ITF urges for investigation into Chevron’s Gorgon evacuation procedures
The International Transport Workers’ Federation said it held concerns for the welfare of workers trapped on Barrow Island as they prepared for the arrival of Tropical Cyclone Olwyn.
“More than 1,000 workers were stranded on Barrow Island, off the north-west coast of Australia, after Chevron stuffed up plans to evacuate its workforce ahead of the arrival of the Category Three Cyclone,” ITF said in a statement.
ITF President Paddy Crumlin said many of these workers were expected to sleep on blow-up mattresses on floors and in corridors.
“Chevron missed its window in evacuating workers who are now unnecessarily stranded on Barrow Island in the midst of a severe tropical cyclone,” Crumlin said at the time of the cyclone approaching.
“You’ve got to wonder why Chevron kept people working until it was unsafe to evacuate them.
“There needs to be a proper investigation into why this has happened because it is Chevron’s fault that the workers are still there.”

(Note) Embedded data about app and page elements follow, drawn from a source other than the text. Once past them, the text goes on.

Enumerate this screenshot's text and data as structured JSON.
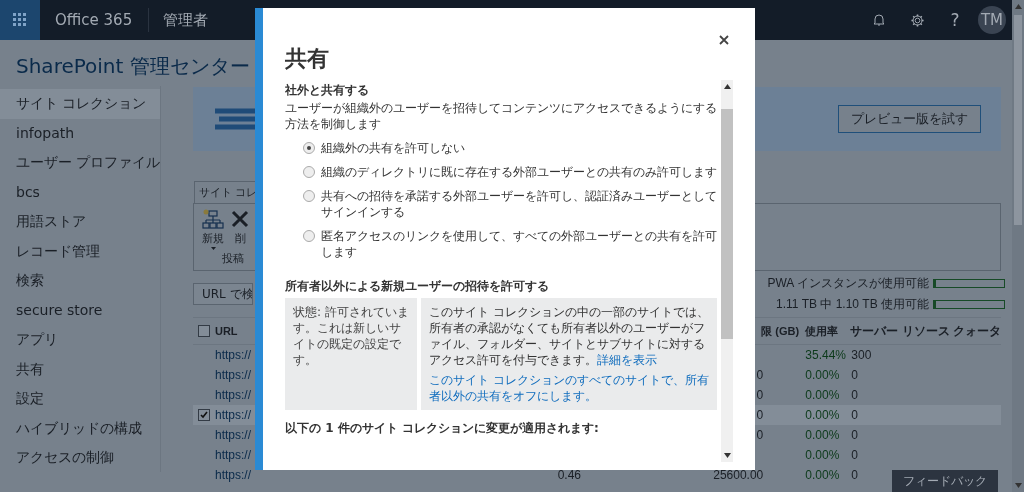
{
  "app_bar": {
    "brand": "Office 365",
    "section": "管理者",
    "help": "?",
    "avatar": "TM"
  },
  "page_title": "SharePoint 管理センター",
  "sidebar": {
    "items": [
      {
        "label": "サイト コレクション",
        "selected": true
      },
      {
        "label": "infopath",
        "selected": false
      },
      {
        "label": "ユーザー プロファイル",
        "selected": false
      },
      {
        "label": "bcs",
        "selected": false
      },
      {
        "label": "用語ストア",
        "selected": false
      },
      {
        "label": "レコード管理",
        "selected": false
      },
      {
        "label": "検索",
        "selected": false
      },
      {
        "label": "secure store",
        "selected": false
      },
      {
        "label": "アプリ",
        "selected": false
      },
      {
        "label": "共有",
        "selected": false
      },
      {
        "label": "設定",
        "selected": false
      },
      {
        "label": "ハイブリッドの構成",
        "selected": false
      },
      {
        "label": "アクセスの制御",
        "selected": false
      }
    ]
  },
  "banner": {
    "button": "プレビュー版を試す"
  },
  "ribbon": {
    "tab": "サイト コレ",
    "buttons": [
      {
        "label": "新規",
        "kind": "new"
      },
      {
        "label": "削",
        "kind": "delete"
      }
    ],
    "group": "投稿"
  },
  "search": {
    "placeholder": "URL で検"
  },
  "meters": [
    {
      "label": "PWA インスタンスが使用可能",
      "level": 0.03
    },
    {
      "label": "1.11 TB 中 1.10 TB 使用可能",
      "level": 0.03
    }
  ],
  "table": {
    "select_all_checked": false,
    "columns": {
      "url": "URL",
      "limit": "限 (GB)",
      "usage": "使用率",
      "quota": "サーバー リソース クォータ"
    },
    "rows": [
      {
        "url": "https://",
        "checked": false,
        "usage": "35.44%",
        "quota": "300"
      },
      {
        "url": "https://",
        "checked": false,
        "limit": "0",
        "usage": "0.00%",
        "quota": "0"
      },
      {
        "url": "https://",
        "checked": false,
        "limit": "0",
        "usage": "0.00%",
        "quota": "0"
      },
      {
        "url": "https://",
        "checked": true,
        "limit": "0",
        "usage": "0.00%",
        "quota": "0"
      },
      {
        "url": "https://",
        "checked": false,
        "limit": "0",
        "usage": "0.00%",
        "quota": "0"
      },
      {
        "url": "https://",
        "checked": false,
        "usage": "0.00%",
        "quota": "0"
      },
      {
        "url": "https://",
        "checked": false,
        "storage": "0.46",
        "limit": "25600.00",
        "usage": "0.00%",
        "quota": "0"
      }
    ]
  },
  "feedback": "フィードバック",
  "dialog": {
    "title": "共有",
    "external_sharing": {
      "heading": "社外と共有する",
      "description": "ユーザーが組織外のユーザーを招待してコンテンツにアクセスできるようにする方法を制御します",
      "options": [
        {
          "label": "組織外の共有を許可しない",
          "selected": true
        },
        {
          "label": "組織のディレクトリに既に存在する外部ユーザーとの共有のみ許可します",
          "selected": false
        },
        {
          "label": "共有への招待を承諾する外部ユーザーを許可し、認証済みユーザーとしてサインインする",
          "selected": false
        },
        {
          "label": "匿名アクセスのリンクを使用して、すべての外部ユーザーとの共有を許可します",
          "selected": false
        }
      ]
    },
    "invitations": {
      "heading": "所有者以外による新規ユーザーの招待を許可する",
      "status": "状態: 許可されています。これは新しいサイトの既定の設定です。",
      "info": "このサイト コレクションの中の一部のサイトでは、所有者の承認がなくても所有者以外のユーザーがファイル、フォルダー、サイトとサブサイトに対するアクセス許可を付与できます。",
      "info_link": "詳細を表示",
      "action_link": "このサイト コレクションのすべてのサイトで、所有者以外の共有をオフにします。"
    },
    "footer_note": "以下の 1 件のサイト コレクションに変更が適用されます:"
  }
}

A support vessel for the Gorgon LNG project, The Europa, has done its best to avoid the cyclone but the union is being told the vessel has been battling eight metre swells.
An email from a Maritime Union of Australia (MUA) member says many onboard are sea sick and unable to leave their rooms.
“Half the staff are sick to their stomachs due to the outrageous weather conditions, the glass window shattered on the galley near the dining room, and the waves are nearly as big as half the boat,” the email says.
“People are just getting weaker/sicker by the day and don’t know how to react!”
According to Crumlin, Chevron has mismanaged the Gorgon LNG project since its inception.
“Gorgon is a multi-billion dollar project requiring thousands of workers on Barrow Island yet there is not enough accommodation to house the workers adequately in an emergency,”.
“Workers were left scared and confused and you really have to question Chevron’s management of this entire episode.
“It’s not the first time Chevron’s management has been called into question – after all the Gorgon project is already 18 months late and more than $17 billion over budget,” Crumlin added.